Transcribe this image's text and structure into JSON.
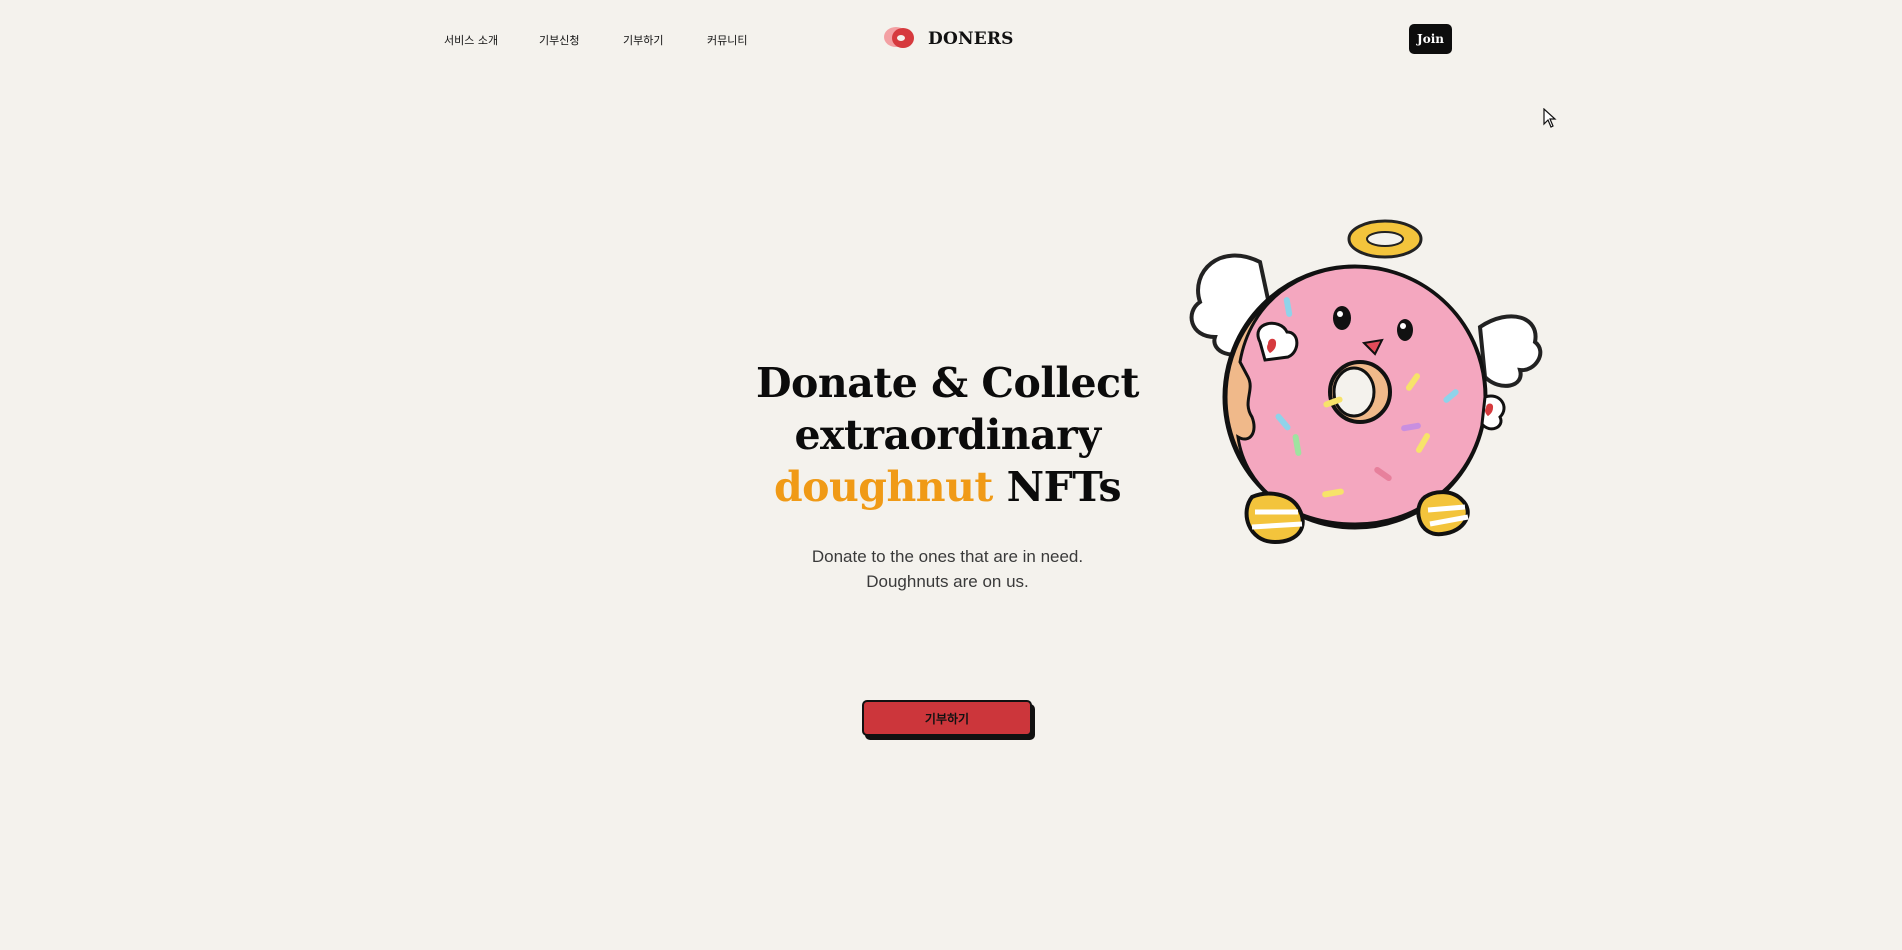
{
  "nav": {
    "items": [
      {
        "label": "서비스 소개"
      },
      {
        "label": "기부신청"
      },
      {
        "label": "기부하기"
      },
      {
        "label": "커뮤니티"
      }
    ]
  },
  "logo": {
    "text": "DONERS",
    "icon": "doughnut-logo-icon"
  },
  "header": {
    "join_label": "Join"
  },
  "hero": {
    "title_line1": "Donate & Collect",
    "title_line2": "extraordinary",
    "title_accent": "doughnut",
    "title_line3_rest": "NFTs",
    "subtitle_line1": "Donate to the ones that are in need.",
    "subtitle_line2": "Doughnuts are on us.",
    "cta_label": "기부하기",
    "illustration": "angel-doughnut-mascot"
  },
  "colors": {
    "background": "#f4f2ed",
    "accent": "#f09a16",
    "cta": "#cc363b",
    "dark": "#0d0d0d"
  }
}
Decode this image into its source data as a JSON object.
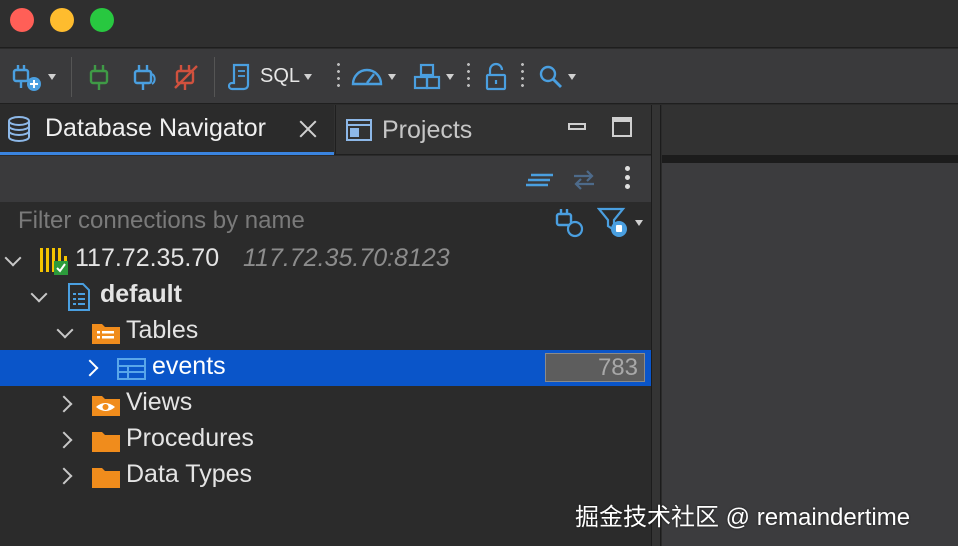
{
  "toolbar": {
    "new_connection_icon": "plug-add-icon",
    "connect_icon": "plug-connect-icon",
    "reconnect_icon": "plug-reconnect-icon",
    "disconnect_icon": "plug-disconnect-icon",
    "sql_label": "SQL",
    "dashboard_icon": "gauge-icon",
    "deploy_icon": "boxes-icon",
    "lock_icon": "lock-icon",
    "search_icon": "search-icon"
  },
  "tabs": [
    {
      "label": "Database Navigator",
      "icon": "database-icon",
      "active": true
    },
    {
      "label": "Projects",
      "icon": "projects-icon",
      "active": false
    }
  ],
  "filter": {
    "placeholder": "Filter connections by name"
  },
  "tree": {
    "connection": {
      "label": "117.72.35.70",
      "address": "117.72.35.70:8123",
      "icon": "clickhouse-icon"
    },
    "database": {
      "label": "default",
      "icon": "database-doc-icon"
    },
    "tables_folder": {
      "label": "Tables",
      "icon": "tables-folder-icon"
    },
    "events_table": {
      "label": "events",
      "row_count": "783",
      "icon": "table-icon"
    },
    "views_folder": {
      "label": "Views",
      "icon": "eye-folder-icon"
    },
    "procedures_folder": {
      "label": "Procedures",
      "icon": "folder-icon"
    },
    "datatypes_folder": {
      "label": "Data Types",
      "icon": "folder-icon"
    }
  },
  "watermark": "掘金技术社区 @ remaindertime",
  "colors": {
    "selection": "#0a55c9",
    "active_tab_underline": "#3a84e0",
    "folder": "#f08c1c",
    "icon_blue": "#4a9fe0",
    "connect_green": "#3f9a46",
    "disconnect_red": "#d0513e"
  }
}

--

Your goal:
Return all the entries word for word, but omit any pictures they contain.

Answer for the task:
Transcribe this image's text and structure into JSON.
{
  "nav": {
    "items": [
      {
        "label": "서비스 소개"
      },
      {
        "label": "기부신청"
      },
      {
        "label": "기부하기"
      },
      {
        "label": "커뮤니티"
      }
    ]
  },
  "logo": {
    "text": "DONERS",
    "icon": "doughnut-logo-icon"
  },
  "header": {
    "join_label": "Join"
  },
  "hero": {
    "title_line1": "Donate & Collect",
    "title_line2": "extraordinary",
    "title_accent": "doughnut",
    "title_line3_rest": "NFTs",
    "subtitle_line1": "Donate to the ones that are in need.",
    "subtitle_line2": "Doughnuts are on us.",
    "cta_label": "기부하기",
    "illustration": "angel-doughnut-mascot"
  },
  "colors": {
    "background": "#f4f2ed",
    "accent": "#f09a16",
    "cta": "#cc363b",
    "dark": "#0d0d0d"
  }
}
Decode this image into its source data as a JSON object.
{
  "toolbar": {
    "new_connection_icon": "plug-add-icon",
    "connect_icon": "plug-connect-icon",
    "reconnect_icon": "plug-reconnect-icon",
    "disconnect_icon": "plug-disconnect-icon",
    "sql_label": "SQL",
    "dashboard_icon": "gauge-icon",
    "deploy_icon": "boxes-icon",
    "lock_icon": "lock-icon",
    "search_icon": "search-icon"
  },
  "tabs": [
    {
      "label": "Database Navigator",
      "icon": "database-icon",
      "active": true
    },
    {
      "label": "Projects",
      "icon": "projects-icon",
      "active": false
    }
  ],
  "filter": {
    "placeholder": "Filter connections by name"
  },
  "tree": {
    "connection": {
      "label": "117.72.35.70",
      "address": "117.72.35.70:8123",
      "icon": "clickhouse-icon"
    },
    "database": {
      "label": "default",
      "icon": "database-doc-icon"
    },
    "tables_folder": {
      "label": "Tables",
      "icon": "tables-folder-icon"
    },
    "events_table": {
      "label": "events",
      "row_count": "783",
      "icon": "table-icon"
    },
    "views_folder": {
      "label": "Views",
      "icon": "eye-folder-icon"
    },
    "procedures_folder": {
      "label": "Procedures",
      "icon": "folder-icon"
    },
    "datatypes_folder": {
      "label": "Data Types",
      "icon": "folder-icon"
    }
  },
  "watermark": "掘金技术社区 @ remaindertime",
  "colors": {
    "selection": "#0a55c9",
    "active_tab_underline": "#3a84e0",
    "folder": "#f08c1c",
    "icon_blue": "#4a9fe0",
    "connect_green": "#3f9a46",
    "disconnect_red": "#d0513e"
  }
}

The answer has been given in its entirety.